**** Provided records ****

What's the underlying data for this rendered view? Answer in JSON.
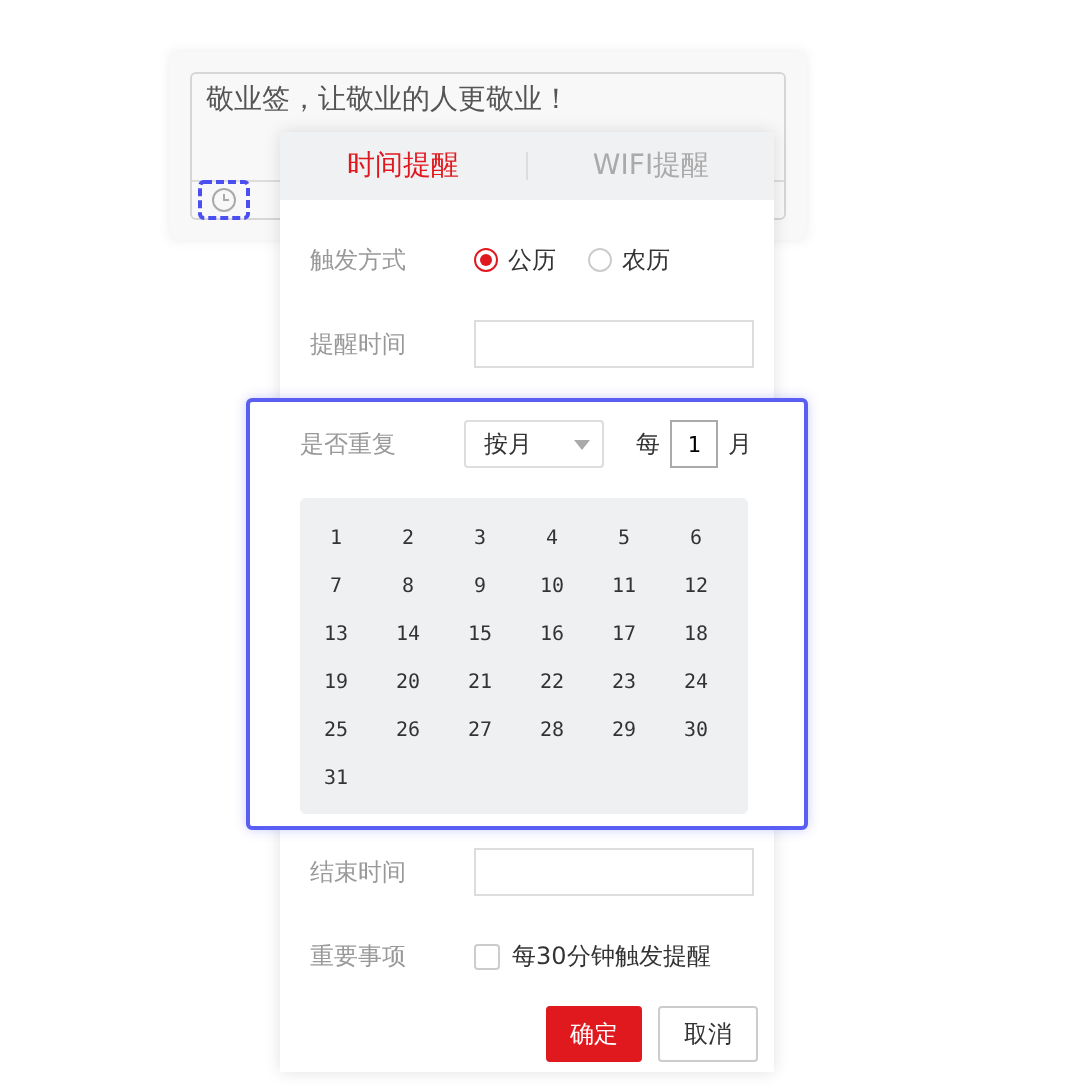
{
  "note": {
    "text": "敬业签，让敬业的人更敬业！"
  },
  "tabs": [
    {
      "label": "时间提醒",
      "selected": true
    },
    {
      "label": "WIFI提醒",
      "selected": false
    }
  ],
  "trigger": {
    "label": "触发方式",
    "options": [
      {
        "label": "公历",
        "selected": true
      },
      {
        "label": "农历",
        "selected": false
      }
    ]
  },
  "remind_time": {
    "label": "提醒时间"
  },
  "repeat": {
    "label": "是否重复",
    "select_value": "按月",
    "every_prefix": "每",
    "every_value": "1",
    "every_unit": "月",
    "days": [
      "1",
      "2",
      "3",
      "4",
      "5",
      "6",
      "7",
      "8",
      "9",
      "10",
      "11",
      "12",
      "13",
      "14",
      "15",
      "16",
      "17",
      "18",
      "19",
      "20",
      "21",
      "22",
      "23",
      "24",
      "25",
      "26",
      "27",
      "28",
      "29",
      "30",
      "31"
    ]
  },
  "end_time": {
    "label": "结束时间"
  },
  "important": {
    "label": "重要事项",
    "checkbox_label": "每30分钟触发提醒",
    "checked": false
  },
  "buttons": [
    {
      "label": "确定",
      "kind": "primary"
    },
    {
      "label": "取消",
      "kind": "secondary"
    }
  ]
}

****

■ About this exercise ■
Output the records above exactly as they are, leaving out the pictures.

■ Task solution ■
What's the underlying data for this rendered view? Answer in JSON.
{
  "note": {
    "text": "敬业签，让敬业的人更敬业！"
  },
  "tabs": [
    {
      "label": "时间提醒",
      "selected": true
    },
    {
      "label": "WIFI提醒",
      "selected": false
    }
  ],
  "trigger": {
    "label": "触发方式",
    "options": [
      {
        "label": "公历",
        "selected": true
      },
      {
        "label": "农历",
        "selected": false
      }
    ]
  },
  "remind_time": {
    "label": "提醒时间"
  },
  "repeat": {
    "label": "是否重复",
    "select_value": "按月",
    "every_prefix": "每",
    "every_value": "1",
    "every_unit": "月",
    "days": [
      "1",
      "2",
      "3",
      "4",
      "5",
      "6",
      "7",
      "8",
      "9",
      "10",
      "11",
      "12",
      "13",
      "14",
      "15",
      "16",
      "17",
      "18",
      "19",
      "20",
      "21",
      "22",
      "23",
      "24",
      "25",
      "26",
      "27",
      "28",
      "29",
      "30",
      "31"
    ]
  },
  "end_time": {
    "label": "结束时间"
  },
  "important": {
    "label": "重要事项",
    "checkbox_label": "每30分钟触发提醒",
    "checked": false
  },
  "buttons": [
    {
      "label": "确定",
      "kind": "primary"
    },
    {
      "label": "取消",
      "kind": "secondary"
    }
  ]
}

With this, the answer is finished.